● Try it:
Check every line below for the word "screenshot" and copy each one that has it.

● Records shown:
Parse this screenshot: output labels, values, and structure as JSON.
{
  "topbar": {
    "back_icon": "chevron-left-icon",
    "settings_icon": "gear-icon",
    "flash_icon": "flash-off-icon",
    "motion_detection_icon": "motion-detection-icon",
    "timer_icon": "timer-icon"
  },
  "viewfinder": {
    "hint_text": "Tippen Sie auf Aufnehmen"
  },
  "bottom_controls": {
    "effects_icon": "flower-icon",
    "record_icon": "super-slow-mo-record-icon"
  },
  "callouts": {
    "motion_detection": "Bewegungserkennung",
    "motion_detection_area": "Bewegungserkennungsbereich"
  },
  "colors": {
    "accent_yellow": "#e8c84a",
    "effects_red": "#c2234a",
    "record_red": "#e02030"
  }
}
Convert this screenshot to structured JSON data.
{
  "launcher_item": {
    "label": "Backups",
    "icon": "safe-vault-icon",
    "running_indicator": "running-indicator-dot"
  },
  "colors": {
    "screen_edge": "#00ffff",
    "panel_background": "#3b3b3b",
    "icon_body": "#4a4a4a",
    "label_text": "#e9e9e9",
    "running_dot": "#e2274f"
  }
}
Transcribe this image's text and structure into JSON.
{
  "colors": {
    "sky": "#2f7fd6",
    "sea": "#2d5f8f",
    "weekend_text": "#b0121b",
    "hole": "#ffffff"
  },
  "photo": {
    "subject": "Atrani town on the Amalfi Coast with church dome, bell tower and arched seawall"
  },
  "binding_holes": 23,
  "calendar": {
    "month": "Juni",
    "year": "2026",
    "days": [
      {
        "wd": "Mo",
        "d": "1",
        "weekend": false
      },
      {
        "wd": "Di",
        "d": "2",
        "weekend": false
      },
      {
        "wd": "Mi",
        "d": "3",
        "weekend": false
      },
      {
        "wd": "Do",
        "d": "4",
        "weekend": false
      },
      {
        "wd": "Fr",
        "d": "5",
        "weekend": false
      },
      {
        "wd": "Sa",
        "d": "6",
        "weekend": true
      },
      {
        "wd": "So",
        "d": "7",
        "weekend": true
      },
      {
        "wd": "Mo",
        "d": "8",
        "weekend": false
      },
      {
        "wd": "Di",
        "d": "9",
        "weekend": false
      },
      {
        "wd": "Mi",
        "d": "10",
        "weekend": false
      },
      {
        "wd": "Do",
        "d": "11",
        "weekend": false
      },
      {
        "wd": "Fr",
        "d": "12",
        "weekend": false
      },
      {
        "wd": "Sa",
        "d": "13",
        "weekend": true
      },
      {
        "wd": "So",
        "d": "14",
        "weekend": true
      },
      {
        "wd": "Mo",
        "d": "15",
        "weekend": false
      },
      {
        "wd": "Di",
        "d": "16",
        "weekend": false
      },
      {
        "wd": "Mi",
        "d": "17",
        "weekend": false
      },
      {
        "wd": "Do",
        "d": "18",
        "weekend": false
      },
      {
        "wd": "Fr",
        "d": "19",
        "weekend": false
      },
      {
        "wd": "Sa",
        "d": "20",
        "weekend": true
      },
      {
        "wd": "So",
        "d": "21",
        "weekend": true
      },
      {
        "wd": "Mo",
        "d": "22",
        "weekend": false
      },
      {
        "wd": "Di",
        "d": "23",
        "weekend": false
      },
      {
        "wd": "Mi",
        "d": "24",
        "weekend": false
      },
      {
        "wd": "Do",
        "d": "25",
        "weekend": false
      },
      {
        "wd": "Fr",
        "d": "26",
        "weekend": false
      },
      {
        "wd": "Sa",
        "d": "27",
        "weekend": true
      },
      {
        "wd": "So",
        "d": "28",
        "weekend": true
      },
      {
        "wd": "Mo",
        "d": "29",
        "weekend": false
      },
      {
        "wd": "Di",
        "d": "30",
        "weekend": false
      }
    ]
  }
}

● Answer to this problem:
Parse this screenshot: output labels, values, and structure as JSON.
Convert this screenshot to structured JSON data.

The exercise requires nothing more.